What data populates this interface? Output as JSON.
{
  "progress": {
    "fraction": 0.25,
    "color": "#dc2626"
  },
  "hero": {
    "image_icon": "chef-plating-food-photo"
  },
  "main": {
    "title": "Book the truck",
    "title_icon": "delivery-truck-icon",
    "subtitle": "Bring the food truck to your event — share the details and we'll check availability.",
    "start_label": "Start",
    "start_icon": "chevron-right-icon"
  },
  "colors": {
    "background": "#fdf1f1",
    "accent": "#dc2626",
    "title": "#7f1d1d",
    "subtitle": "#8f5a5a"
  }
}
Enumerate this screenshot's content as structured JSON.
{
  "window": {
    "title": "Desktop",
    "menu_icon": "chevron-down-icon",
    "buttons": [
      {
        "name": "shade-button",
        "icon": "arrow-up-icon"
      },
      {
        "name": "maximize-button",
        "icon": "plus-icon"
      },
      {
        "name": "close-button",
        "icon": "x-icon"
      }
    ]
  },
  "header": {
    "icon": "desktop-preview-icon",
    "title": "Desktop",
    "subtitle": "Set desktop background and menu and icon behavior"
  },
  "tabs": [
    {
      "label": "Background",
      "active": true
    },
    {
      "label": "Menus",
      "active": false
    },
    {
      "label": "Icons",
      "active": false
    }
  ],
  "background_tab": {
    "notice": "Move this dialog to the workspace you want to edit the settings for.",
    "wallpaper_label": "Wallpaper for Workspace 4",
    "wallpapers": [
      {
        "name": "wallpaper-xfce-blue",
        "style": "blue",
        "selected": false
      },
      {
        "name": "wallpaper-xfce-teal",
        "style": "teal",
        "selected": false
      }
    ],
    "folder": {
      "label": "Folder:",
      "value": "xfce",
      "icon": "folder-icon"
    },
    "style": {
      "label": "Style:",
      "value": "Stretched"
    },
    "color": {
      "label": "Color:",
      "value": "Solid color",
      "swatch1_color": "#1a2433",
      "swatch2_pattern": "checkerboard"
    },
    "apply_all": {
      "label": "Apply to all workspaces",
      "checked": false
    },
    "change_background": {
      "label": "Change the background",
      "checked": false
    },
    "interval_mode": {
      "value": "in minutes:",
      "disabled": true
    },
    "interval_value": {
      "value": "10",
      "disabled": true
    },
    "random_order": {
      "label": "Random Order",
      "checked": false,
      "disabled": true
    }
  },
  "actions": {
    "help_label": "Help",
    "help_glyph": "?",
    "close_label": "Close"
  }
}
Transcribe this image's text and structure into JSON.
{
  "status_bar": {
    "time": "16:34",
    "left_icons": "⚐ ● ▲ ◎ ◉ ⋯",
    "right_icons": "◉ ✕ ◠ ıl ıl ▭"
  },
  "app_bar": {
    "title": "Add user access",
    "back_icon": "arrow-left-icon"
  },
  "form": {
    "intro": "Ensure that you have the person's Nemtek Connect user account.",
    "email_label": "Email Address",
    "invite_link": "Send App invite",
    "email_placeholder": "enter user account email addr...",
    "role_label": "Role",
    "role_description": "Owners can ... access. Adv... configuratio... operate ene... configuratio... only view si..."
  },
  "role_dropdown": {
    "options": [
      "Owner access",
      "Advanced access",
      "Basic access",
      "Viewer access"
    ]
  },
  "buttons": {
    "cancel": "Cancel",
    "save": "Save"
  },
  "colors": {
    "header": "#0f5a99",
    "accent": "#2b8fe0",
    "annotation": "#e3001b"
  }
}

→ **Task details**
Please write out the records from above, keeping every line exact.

→ **Output of the exercise**
What data populates this interface? Output as JSON.
{
  "progress": {
    "fraction": 0.25,
    "color": "#dc2626"
  },
  "hero": {
    "image_icon": "chef-plating-food-photo"
  },
  "main": {
    "title": "Book the truck",
    "title_icon": "delivery-truck-icon",
    "subtitle": "Bring the food truck to your event — share the details and we'll check availability.",
    "start_label": "Start",
    "start_icon": "chevron-right-icon"
  },
  "colors": {
    "background": "#fdf1f1",
    "accent": "#dc2626",
    "title": "#7f1d1d",
    "subtitle": "#8f5a5a"
  }
}
Enumerate this screenshot's content as structured JSON.
{
  "window": {
    "title": "Desktop",
    "menu_icon": "chevron-down-icon",
    "buttons": [
      {
        "name": "shade-button",
        "icon": "arrow-up-icon"
      },
      {
        "name": "maximize-button",
        "icon": "plus-icon"
      },
      {
        "name": "close-button",
        "icon": "x-icon"
      }
    ]
  },
  "header": {
    "icon": "desktop-preview-icon",
    "title": "Desktop",
    "subtitle": "Set desktop background and menu and icon behavior"
  },
  "tabs": [
    {
      "label": "Background",
      "active": true
    },
    {
      "label": "Menus",
      "active": false
    },
    {
      "label": "Icons",
      "active": false
    }
  ],
  "background_tab": {
    "notice": "Move this dialog to the workspace you want to edit the settings for.",
    "wallpaper_label": "Wallpaper for Workspace 4",
    "wallpapers": [
      {
        "name": "wallpaper-xfce-blue",
        "style": "blue",
        "selected": false
      },
      {
        "name": "wallpaper-xfce-teal",
        "style": "teal",
        "selected": false
      }
    ],
    "folder": {
      "label": "Folder:",
      "value": "xfce",
      "icon": "folder-icon"
    },
    "style": {
      "label": "Style:",
      "value": "Stretched"
    },
    "color": {
      "label": "Color:",
      "value": "Solid color",
      "swatch1_color": "#1a2433",
      "swatch2_pattern": "checkerboard"
    },
    "apply_all": {
      "label": "Apply to all workspaces",
      "checked": false
    },
    "change_background": {
      "label": "Change the background",
      "checked": false
    },
    "interval_mode": {
      "value": "in minutes:",
      "disabled": true
    },
    "interval_value": {
      "value": "10",
      "disabled": true
    },
    "random_order": {
      "label": "Random Order",
      "checked": false,
      "disabled": true
    }
  },
  "actions": {
    "help_label": "Help",
    "help_glyph": "?",
    "close_label": "Close"
  }
}
Transcribe this image's text and structure into JSON.
{
  "status_bar": {
    "time": "16:34",
    "left_icons": "⚐ ● ▲ ◎ ◉ ⋯",
    "right_icons": "◉ ✕ ◠ ıl ıl ▭"
  },
  "app_bar": {
    "title": "Add user access",
    "back_icon": "arrow-left-icon"
  },
  "form": {
    "intro": "Ensure that you have the person's Nemtek Connect user account.",
    "email_label": "Email Address",
    "invite_link": "Send App invite",
    "email_placeholder": "enter user account email addr...",
    "role_label": "Role",
    "role_description": "Owners can ... access. Adv... configuratio... operate ene... configuratio... only view si..."
  },
  "role_dropdown": {
    "options": [
      "Owner access",
      "Advanced access",
      "Basic access",
      "Viewer access"
    ]
  },
  "buttons": {
    "cancel": "Cancel",
    "save": "Save"
  },
  "colors": {
    "header": "#0f5a99",
    "accent": "#2b8fe0",
    "annotation": "#e3001b"
  }
}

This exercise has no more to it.